| Exercise data |
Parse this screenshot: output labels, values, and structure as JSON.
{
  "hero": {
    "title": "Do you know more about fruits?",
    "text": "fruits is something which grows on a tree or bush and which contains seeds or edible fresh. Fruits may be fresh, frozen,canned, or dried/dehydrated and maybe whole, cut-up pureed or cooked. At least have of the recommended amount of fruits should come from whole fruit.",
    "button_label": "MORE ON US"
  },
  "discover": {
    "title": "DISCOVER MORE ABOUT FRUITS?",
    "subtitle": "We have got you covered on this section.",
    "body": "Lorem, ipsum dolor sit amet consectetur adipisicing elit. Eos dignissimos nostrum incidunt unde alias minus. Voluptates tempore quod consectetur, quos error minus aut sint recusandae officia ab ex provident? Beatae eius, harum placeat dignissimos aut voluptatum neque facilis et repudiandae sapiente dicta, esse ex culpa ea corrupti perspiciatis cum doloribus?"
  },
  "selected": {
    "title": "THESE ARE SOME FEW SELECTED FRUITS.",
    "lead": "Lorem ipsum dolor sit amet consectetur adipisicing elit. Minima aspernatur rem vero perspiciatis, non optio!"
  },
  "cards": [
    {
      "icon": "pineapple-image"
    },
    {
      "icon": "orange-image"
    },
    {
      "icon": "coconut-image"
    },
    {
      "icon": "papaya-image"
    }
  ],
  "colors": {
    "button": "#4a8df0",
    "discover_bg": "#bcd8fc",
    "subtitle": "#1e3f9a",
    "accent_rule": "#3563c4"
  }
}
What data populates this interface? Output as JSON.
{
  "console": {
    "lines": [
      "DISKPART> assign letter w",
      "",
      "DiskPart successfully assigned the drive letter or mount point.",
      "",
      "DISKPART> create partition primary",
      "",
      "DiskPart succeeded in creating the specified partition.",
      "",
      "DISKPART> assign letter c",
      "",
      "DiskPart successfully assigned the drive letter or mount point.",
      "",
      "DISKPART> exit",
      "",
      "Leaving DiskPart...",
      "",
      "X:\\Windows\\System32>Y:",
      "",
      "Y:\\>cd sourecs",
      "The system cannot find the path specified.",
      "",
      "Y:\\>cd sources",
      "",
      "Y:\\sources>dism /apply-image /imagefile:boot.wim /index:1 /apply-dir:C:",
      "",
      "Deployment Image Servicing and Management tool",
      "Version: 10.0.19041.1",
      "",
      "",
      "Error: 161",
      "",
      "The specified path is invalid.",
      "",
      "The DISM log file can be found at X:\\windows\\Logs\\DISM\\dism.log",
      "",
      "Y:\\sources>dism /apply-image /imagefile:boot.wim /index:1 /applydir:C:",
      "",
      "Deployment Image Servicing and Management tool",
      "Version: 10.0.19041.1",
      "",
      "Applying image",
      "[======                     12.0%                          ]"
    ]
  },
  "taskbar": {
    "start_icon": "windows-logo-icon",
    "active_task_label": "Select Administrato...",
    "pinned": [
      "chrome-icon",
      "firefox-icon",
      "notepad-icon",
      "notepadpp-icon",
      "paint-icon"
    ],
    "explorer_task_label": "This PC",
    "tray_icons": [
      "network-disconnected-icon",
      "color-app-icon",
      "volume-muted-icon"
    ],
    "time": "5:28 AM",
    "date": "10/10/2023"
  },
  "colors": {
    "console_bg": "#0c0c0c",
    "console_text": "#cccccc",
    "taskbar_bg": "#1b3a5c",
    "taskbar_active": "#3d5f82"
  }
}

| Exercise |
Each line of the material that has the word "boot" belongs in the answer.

| Response |
      "Y:\\sources>dism /apply-image /imagefile:boot.wim /index:1 /apply-dir:C:",
      "Y:\\sources>dism /apply-image /imagefile:boot.wim /index:1 /applydir:C:",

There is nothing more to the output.